“New Order? Sure. Ministry? OK, why not? That's a good sauce,” Grainger said, furthering his metaphor by adding, “We're the oregano. And then the Parmesan on top? That's Nine Inch Nails.”

That sauce was indeed a treat right in my musical wheelhouse. I don't know if we can thank Donald Trump, but Chicago's own industrial godfather Al Jourgensen and Ministry delivered the kind of aggressively crushing set I haven't seen from them in a long time. A brutal finish of early tracks (“N.W.O.,” “Thieves,” “Just One Fix,” “So What”) basically ensured that their upcoming Columbus stop is a must-see.

With a dazzling light show and an array of legendary music, New Order effectively turned the park into a dance club with a set that made the nostalgia seem very present, including a cover of a tune by the band from which they formed. “Love Will Tear Us Apart” being played under a banner of “Joy Division forever” will get the feelings going.

Friday headliner Nine Inch Nails operated with less flair than its usual stage shows, but Trent Reznor and company are still somehow underrated as a next-level live act. I've seen them enough times that I was most excited for deeper cuts (dusting off “Something I Can Never Have”) and new tracks (the live debut of “The Background World” from the newAdd Violence EP). Pray to your deity of choice that we get a full NIN tour.

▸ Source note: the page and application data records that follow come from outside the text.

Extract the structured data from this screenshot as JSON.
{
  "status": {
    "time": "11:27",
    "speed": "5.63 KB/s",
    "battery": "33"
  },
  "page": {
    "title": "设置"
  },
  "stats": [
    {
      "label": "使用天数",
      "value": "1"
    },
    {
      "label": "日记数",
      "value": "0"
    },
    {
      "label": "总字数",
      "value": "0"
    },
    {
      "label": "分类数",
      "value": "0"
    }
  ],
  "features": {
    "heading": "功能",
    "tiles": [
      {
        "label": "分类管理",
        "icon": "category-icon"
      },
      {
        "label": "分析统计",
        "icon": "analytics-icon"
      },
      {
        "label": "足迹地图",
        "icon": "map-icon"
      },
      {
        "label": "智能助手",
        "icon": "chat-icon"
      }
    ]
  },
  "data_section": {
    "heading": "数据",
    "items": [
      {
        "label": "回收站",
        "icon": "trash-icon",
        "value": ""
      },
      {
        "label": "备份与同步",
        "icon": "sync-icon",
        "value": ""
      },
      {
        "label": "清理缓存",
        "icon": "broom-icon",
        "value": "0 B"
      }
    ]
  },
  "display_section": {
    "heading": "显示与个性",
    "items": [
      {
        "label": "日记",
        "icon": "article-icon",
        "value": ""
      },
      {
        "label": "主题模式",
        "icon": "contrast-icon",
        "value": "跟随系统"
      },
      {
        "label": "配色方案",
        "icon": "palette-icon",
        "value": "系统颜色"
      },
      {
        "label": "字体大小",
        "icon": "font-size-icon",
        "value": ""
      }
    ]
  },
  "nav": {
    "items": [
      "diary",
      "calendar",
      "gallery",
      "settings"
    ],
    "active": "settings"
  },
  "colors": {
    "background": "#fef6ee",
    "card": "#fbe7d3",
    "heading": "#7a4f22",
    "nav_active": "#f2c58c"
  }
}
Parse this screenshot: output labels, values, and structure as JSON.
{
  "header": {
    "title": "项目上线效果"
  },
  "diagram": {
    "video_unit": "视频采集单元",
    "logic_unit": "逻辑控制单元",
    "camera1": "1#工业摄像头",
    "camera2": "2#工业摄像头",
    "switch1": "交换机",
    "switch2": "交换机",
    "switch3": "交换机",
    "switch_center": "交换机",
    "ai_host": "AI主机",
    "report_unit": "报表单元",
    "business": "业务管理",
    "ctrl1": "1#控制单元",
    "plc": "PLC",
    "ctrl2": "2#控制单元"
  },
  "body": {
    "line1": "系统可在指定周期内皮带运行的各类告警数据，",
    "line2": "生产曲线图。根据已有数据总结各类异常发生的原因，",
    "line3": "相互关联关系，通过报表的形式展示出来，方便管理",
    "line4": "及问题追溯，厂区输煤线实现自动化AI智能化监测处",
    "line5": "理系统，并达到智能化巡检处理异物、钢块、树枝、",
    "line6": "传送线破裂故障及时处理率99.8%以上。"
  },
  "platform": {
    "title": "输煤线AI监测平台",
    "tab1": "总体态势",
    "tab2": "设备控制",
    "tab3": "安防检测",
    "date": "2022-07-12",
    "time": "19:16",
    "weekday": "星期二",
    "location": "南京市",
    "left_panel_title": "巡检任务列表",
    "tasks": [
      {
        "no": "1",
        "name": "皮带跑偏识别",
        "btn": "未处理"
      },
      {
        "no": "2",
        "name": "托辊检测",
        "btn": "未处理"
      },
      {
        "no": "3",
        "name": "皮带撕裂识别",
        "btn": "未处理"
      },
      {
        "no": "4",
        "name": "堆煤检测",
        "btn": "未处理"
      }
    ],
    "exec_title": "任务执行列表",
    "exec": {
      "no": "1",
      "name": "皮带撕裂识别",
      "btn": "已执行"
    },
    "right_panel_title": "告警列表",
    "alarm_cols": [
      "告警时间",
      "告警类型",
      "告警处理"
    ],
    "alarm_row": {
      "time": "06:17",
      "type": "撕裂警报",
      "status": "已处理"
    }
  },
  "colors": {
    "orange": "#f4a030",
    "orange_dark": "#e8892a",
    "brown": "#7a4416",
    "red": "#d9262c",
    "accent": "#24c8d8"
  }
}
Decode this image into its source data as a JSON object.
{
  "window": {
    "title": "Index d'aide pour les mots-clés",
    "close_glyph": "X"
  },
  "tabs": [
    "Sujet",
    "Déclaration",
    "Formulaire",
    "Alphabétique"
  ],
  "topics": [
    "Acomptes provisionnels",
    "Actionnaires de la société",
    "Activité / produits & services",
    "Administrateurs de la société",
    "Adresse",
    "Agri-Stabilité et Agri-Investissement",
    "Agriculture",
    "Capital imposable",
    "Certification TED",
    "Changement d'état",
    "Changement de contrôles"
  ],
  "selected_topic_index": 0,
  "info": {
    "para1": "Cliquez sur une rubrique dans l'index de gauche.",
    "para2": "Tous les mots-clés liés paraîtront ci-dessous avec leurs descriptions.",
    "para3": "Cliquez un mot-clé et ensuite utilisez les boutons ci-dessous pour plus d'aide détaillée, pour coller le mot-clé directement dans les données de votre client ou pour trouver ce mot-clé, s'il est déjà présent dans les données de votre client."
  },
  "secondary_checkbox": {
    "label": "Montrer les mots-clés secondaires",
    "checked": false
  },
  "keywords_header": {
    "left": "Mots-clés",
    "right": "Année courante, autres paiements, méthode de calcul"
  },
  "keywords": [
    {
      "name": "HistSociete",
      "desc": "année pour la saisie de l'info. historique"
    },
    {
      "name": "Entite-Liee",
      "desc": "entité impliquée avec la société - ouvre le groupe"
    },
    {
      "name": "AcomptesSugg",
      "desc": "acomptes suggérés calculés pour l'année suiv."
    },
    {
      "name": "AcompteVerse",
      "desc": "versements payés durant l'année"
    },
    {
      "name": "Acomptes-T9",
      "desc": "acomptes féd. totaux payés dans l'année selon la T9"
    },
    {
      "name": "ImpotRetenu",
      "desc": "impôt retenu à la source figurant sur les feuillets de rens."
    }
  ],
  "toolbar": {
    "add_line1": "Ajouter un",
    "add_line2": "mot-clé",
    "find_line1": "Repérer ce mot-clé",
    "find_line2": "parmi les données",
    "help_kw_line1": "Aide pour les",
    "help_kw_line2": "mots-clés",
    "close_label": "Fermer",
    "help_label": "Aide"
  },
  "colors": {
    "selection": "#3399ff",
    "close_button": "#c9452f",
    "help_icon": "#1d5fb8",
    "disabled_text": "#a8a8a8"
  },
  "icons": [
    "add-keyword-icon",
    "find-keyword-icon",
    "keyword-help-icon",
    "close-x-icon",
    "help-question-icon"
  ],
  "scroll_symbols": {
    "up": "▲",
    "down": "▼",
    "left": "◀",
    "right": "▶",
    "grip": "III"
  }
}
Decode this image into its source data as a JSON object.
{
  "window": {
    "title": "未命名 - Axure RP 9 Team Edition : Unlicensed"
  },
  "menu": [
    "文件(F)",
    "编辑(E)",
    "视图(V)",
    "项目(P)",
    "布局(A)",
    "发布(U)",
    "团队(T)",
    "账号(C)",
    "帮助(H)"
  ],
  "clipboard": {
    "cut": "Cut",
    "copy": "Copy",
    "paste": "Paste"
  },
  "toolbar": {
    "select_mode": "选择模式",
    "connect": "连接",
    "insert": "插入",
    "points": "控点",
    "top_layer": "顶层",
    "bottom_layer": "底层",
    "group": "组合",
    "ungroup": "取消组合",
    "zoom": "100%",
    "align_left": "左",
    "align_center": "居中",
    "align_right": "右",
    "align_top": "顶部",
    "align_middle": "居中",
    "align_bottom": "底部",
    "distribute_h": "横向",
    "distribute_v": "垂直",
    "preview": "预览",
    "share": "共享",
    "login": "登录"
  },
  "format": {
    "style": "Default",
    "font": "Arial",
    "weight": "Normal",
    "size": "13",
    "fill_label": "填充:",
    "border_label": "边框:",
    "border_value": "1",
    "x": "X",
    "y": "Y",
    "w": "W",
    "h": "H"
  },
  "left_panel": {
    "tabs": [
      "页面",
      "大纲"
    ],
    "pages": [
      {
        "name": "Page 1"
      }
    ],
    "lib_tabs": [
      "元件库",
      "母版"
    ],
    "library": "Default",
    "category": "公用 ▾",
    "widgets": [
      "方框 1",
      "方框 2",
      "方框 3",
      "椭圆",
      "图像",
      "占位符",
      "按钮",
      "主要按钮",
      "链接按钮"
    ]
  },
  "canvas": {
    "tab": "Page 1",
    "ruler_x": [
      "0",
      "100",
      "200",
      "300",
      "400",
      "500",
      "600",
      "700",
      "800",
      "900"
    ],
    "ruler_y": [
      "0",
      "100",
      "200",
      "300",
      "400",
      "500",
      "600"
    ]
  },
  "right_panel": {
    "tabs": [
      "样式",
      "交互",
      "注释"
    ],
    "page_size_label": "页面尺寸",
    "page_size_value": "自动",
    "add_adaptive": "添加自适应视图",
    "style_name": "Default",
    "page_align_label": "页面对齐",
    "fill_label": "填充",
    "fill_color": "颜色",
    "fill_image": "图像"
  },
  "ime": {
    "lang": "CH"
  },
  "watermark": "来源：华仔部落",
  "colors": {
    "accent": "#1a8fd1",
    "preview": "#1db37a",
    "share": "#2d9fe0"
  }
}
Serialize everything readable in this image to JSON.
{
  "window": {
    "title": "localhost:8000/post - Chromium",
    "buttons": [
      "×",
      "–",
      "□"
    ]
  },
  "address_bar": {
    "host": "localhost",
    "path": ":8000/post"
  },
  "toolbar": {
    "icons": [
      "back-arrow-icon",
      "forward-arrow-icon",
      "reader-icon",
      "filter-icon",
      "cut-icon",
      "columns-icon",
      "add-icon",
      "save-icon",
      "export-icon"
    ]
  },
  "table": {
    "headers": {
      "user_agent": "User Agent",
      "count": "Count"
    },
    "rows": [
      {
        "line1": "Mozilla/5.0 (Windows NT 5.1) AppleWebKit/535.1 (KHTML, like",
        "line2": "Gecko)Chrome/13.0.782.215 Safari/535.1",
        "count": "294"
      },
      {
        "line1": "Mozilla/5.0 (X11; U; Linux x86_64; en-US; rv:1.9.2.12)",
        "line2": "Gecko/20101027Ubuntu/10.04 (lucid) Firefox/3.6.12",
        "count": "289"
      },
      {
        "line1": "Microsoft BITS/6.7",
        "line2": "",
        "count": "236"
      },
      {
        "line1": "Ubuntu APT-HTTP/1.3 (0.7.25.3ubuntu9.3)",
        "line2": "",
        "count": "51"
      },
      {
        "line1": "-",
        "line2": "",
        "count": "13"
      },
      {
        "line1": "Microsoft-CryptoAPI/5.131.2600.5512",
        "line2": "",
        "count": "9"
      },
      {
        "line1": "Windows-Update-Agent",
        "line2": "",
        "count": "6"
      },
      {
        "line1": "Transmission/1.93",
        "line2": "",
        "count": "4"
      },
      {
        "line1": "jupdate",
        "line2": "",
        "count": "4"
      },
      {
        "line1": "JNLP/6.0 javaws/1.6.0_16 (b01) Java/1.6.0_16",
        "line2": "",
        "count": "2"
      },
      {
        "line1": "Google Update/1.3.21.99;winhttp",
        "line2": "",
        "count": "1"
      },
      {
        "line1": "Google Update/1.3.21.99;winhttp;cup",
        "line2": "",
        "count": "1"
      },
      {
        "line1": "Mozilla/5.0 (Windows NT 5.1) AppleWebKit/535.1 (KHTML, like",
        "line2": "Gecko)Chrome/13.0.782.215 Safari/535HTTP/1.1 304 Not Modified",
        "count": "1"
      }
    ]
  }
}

Saturday started as strong as Friday ended with UK duo Slaves melting faces in what was already a hot Chicago day by noon. The weirdest and possibly most wonderful one-two punch of the weekend was to come.

Peaches' mainstage set was the talk of anyone who saw it, which tends to happen when you come out on stage wearing vulva headgear. Her brand of sexy IDGAF electro is infectious as hell, and you weren't likely to find a better performer.

To follow that up with Dead Cross, a metal super group featuring both Mike Patton and ex-Slayer drummer Dave Lombardo, was a weird mix. But if you fell in that Venn diagram overlap, it was sublime.

Energy levels took a surprising dip with a couple of acts that showed their age, as D.C. hardcore pioneers Bad Brains and the dirty-black crooning of Danzig both underwhelmed. With seemingly half the park crowding to catch Wu-Tang Clan, I left before the full crew was even onstage, opting for a little At the Drive-In leading into a perfectly slinky and groovy Queens of the Stone Age set.

If I've learned one lesson from Riot Fest 2017, it's the reality of option paralysis. On Sunday, I finally opted to let go of my FOMO and dig in for some full sets instead of doing it buffet style. I had to put out of my head some of the sets I was missing, including Dinosaur Jr., GWAR, Prophets of Rage, Paramore, Andrew W.K. and, yes, Sunday headliner Jawbreaker.

Instead I focused on two sets just for me, watching the always entrancing TV on the Radio put on a show that was somehow energetic and soothing at the same time. Then I settled in for a great spot up front for one of my own bucket list acts. I know a lot of people were waiting two decades for a chance to see Jawbreaker, but I've waited one to see M.I.A. I have no regrets.

It's my third trek to Chicago in four years for Riot Fest, and I don't see how they'll top this to get me back next year … but they always do.